» Source records:
_ _ _ _
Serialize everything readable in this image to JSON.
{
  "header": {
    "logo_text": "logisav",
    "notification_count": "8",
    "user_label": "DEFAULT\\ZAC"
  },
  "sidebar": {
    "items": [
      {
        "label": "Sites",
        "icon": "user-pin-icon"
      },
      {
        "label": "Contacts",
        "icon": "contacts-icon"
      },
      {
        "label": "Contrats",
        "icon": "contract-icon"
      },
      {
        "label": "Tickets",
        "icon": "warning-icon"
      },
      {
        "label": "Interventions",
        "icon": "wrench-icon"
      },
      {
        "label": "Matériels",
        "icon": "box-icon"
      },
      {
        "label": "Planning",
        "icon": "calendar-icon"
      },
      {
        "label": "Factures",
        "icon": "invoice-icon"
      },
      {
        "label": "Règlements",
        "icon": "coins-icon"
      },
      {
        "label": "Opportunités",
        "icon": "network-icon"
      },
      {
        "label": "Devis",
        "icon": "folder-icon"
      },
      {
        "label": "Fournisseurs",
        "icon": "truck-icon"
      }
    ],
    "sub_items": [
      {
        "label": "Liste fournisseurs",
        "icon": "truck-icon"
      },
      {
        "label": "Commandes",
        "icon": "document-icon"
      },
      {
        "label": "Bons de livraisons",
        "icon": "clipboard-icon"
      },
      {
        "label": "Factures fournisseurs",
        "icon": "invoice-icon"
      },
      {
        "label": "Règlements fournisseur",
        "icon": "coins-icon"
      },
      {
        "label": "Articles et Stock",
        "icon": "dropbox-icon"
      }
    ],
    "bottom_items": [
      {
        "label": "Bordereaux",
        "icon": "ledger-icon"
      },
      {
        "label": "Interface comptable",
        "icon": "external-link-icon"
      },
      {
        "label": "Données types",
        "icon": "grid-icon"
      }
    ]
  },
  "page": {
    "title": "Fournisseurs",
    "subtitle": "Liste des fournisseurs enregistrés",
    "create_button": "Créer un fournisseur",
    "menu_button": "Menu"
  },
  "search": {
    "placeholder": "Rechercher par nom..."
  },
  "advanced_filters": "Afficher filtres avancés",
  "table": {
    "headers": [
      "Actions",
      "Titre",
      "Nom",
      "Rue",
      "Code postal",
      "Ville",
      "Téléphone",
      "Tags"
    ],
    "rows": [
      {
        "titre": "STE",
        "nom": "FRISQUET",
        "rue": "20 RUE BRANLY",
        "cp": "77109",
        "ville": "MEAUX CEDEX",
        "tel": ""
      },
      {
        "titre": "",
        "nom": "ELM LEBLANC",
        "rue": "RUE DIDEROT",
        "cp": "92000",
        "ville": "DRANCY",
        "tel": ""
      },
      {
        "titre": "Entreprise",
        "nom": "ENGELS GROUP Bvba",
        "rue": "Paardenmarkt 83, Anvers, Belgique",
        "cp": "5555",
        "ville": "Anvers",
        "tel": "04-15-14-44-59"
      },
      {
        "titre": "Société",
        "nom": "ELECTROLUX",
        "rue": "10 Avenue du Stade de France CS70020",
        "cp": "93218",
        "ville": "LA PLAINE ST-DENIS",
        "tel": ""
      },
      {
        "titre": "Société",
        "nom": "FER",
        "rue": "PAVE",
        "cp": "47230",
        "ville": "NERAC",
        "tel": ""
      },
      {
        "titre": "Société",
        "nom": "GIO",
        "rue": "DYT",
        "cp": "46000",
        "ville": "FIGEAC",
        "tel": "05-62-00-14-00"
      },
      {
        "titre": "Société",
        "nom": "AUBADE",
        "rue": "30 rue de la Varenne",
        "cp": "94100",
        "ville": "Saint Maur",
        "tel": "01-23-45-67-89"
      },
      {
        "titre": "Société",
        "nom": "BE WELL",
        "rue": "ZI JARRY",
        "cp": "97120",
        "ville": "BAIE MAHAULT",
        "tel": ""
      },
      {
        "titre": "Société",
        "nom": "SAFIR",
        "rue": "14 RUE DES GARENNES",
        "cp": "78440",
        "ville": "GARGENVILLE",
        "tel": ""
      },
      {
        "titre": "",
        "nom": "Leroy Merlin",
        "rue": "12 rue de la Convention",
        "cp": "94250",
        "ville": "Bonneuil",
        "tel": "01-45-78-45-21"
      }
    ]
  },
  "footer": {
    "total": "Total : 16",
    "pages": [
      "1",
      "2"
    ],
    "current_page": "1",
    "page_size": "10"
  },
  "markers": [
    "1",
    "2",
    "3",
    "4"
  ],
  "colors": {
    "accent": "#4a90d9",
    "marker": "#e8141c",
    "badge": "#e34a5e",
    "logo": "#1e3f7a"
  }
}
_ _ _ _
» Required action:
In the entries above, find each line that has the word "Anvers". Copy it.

» Answer space:
        "rue": "Paardenmarkt 83, Anvers, Belgique",
        "ville": "Anvers",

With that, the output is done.